In the Lime Light

If you’ve worked for a Chinese company before, you probably know a thing or two about being put on the spot. Perhaps part of your job title, for visa purposes,

Banquet Drinking for Dummies

You’re at a Chinese business dinner—seven of them, and one of you. They all want to drink a toast with you, meaning that you’re drinking seven glasses to their one.

Stealing is Sharing

I’m a perfectionist, a personality trait insisting things fit neatly on black and white labels. I want to understand them clearly, know my boundaries, and master them with graceful ease.

Corner of Change and Trouble Street

A major Chinese corporation is seeking to make a major change to their corporate culture, recognizing that their international expansion requires them to shift away from the more traditional Chinese

Home Made: Christmas Cookies

A great thing about life as an expatriate is celebrating twice as many festivals and holidays. However, seeing so many red days on the calendar does seem to lessen the

My Way, Then The Highway

One of the more common complaints that I get from foreign managers in China is that their Chinese staff are resistant to change. They face that dreaded situation where they

Dynamic Palate Syndrome

Before I came to China, I didn’t care much for most Asian cuisines, and I especially disliked Chinese food. As an American, the bland or over-salted recreations made to suit

Being Willing to Ask

Like any expat in China longer than five minutes, cultural faux pas have occured in my stay. Small things, like cutting a pear and handing a piece to a friend;

Grown, but Not Out
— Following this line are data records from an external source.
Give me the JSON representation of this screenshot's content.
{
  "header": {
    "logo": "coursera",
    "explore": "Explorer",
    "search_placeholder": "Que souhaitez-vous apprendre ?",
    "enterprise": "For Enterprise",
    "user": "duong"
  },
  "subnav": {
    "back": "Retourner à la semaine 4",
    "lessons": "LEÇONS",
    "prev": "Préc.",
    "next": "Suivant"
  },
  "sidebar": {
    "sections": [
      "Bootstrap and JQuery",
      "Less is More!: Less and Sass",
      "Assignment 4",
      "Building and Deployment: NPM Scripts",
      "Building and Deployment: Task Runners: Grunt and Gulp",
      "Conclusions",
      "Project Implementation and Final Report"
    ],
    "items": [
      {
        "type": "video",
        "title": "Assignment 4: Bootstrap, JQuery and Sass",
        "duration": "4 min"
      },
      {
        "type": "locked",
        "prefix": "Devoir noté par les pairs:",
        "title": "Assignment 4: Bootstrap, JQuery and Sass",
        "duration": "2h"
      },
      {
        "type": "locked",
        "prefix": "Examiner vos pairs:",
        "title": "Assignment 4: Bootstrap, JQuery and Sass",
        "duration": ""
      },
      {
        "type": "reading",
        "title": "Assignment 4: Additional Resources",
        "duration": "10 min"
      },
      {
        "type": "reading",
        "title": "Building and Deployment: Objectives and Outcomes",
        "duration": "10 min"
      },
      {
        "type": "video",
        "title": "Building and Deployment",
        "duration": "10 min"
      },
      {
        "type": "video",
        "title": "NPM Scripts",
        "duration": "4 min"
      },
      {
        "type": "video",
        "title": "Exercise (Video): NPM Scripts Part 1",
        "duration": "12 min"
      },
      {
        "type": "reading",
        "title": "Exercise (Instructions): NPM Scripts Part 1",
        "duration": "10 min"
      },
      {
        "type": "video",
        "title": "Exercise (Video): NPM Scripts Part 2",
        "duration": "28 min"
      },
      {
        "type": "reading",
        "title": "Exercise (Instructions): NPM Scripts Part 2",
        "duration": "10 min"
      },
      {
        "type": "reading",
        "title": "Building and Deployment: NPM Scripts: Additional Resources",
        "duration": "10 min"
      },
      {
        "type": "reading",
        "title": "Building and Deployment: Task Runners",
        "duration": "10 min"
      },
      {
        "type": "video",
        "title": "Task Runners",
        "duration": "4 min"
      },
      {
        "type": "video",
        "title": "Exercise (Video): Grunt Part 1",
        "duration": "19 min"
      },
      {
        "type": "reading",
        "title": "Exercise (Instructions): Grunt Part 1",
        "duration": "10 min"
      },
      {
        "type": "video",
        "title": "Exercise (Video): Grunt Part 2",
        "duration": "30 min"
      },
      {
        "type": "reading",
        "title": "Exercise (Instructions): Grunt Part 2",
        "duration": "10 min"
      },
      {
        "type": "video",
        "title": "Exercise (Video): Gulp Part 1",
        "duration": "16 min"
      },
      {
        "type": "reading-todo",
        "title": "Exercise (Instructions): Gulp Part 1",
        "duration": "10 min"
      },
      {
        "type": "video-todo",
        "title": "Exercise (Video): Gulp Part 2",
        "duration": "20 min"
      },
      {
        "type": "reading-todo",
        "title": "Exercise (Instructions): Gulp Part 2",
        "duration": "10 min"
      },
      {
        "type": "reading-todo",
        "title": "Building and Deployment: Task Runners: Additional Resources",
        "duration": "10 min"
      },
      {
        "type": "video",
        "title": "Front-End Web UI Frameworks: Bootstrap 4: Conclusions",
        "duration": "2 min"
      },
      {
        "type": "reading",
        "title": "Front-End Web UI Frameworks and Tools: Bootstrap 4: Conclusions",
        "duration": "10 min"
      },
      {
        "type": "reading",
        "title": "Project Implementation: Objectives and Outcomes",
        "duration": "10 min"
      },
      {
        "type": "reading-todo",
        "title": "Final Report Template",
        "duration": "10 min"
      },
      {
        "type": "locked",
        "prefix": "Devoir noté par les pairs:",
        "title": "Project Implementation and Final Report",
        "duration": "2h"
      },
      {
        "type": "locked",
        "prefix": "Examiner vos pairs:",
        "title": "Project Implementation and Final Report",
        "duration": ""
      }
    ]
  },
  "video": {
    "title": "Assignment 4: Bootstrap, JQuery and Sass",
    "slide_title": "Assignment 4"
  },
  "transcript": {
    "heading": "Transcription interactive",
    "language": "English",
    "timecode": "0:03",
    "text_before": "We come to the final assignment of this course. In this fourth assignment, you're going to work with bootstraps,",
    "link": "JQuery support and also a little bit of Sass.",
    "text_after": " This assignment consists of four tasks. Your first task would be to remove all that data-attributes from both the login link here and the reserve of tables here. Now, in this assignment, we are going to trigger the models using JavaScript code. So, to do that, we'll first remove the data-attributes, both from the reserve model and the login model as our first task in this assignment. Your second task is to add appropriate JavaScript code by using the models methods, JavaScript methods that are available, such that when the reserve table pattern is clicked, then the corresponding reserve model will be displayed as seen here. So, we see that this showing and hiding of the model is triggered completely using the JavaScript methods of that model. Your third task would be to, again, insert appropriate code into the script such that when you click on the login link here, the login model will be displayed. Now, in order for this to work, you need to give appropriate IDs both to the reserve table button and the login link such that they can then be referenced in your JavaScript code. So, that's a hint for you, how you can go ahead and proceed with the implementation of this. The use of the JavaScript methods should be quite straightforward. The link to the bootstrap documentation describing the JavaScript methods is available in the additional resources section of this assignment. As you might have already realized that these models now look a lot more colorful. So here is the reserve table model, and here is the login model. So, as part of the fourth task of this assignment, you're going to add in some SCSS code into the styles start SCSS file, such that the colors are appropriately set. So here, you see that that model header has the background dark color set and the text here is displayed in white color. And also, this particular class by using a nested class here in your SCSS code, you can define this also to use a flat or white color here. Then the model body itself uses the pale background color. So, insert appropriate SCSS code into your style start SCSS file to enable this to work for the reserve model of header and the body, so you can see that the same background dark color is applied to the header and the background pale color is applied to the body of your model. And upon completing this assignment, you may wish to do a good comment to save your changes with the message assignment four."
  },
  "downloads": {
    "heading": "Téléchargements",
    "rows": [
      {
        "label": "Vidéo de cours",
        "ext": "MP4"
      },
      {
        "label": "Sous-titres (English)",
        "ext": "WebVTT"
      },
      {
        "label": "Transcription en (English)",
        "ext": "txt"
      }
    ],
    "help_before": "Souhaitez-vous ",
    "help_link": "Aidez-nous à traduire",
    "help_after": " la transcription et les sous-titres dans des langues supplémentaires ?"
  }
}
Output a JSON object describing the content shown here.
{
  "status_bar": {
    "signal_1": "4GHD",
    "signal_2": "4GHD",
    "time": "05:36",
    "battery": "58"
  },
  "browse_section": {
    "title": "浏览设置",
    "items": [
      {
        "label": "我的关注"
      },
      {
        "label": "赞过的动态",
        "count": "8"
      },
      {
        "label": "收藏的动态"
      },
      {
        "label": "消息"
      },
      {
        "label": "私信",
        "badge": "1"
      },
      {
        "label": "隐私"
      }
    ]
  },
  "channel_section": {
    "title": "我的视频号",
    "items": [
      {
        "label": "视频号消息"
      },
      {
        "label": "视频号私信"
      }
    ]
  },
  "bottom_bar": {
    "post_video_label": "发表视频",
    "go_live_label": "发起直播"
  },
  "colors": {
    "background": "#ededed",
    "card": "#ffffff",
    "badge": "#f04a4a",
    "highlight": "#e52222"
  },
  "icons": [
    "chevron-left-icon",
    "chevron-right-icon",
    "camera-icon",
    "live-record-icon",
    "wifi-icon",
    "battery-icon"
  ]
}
Tending to mentally categorize times of year by the festivals that mark them, I will probably always immediately associate October with Halloween, even despite the fact that there’s a major